**GOAL OF THE EXERCISE:** Among the entries below, how many lines include "boxed"? Give the number alone.

**TASK MATERIAL:**
>>>>

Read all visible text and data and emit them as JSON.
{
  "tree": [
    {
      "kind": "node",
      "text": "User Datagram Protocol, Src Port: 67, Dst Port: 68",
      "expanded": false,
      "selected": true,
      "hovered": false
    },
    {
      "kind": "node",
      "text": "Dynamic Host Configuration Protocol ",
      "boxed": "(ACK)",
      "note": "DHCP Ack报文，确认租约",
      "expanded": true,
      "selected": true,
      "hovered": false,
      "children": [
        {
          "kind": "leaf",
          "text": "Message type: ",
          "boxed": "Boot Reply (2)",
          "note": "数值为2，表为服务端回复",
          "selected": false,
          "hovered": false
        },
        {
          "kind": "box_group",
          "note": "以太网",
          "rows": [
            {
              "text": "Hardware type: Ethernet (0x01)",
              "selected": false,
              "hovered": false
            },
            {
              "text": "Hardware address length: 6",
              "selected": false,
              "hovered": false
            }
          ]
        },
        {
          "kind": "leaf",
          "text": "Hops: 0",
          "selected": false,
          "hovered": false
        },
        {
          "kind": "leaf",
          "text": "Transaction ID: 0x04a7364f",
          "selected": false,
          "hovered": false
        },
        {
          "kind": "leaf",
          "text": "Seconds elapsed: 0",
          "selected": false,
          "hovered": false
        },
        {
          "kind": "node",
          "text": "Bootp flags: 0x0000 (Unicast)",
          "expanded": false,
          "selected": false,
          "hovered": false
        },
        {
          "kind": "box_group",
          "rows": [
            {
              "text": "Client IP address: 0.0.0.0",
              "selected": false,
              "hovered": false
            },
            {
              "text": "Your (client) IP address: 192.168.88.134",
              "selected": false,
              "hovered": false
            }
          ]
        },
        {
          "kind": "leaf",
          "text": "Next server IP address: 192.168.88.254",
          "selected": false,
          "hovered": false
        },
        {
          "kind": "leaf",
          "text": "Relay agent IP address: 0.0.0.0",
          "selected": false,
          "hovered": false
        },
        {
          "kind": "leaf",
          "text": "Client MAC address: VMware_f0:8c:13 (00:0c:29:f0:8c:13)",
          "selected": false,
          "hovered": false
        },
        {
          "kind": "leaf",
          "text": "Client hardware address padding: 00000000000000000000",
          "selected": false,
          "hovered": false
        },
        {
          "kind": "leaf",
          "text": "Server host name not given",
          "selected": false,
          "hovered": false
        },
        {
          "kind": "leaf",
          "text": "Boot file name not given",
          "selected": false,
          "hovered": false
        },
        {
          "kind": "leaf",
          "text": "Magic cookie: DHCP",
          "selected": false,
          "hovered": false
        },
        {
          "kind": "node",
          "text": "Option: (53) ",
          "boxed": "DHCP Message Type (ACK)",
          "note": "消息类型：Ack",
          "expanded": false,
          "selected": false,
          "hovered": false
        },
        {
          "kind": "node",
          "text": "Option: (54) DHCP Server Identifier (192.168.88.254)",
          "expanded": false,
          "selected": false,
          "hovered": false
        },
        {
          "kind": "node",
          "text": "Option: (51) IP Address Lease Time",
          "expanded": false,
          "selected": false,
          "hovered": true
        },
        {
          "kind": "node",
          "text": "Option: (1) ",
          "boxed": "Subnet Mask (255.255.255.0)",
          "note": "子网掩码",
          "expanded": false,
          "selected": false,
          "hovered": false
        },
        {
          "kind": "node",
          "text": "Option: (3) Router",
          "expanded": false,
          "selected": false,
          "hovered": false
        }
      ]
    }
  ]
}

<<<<

**RESPONSE TO THE EXERCISE:** 4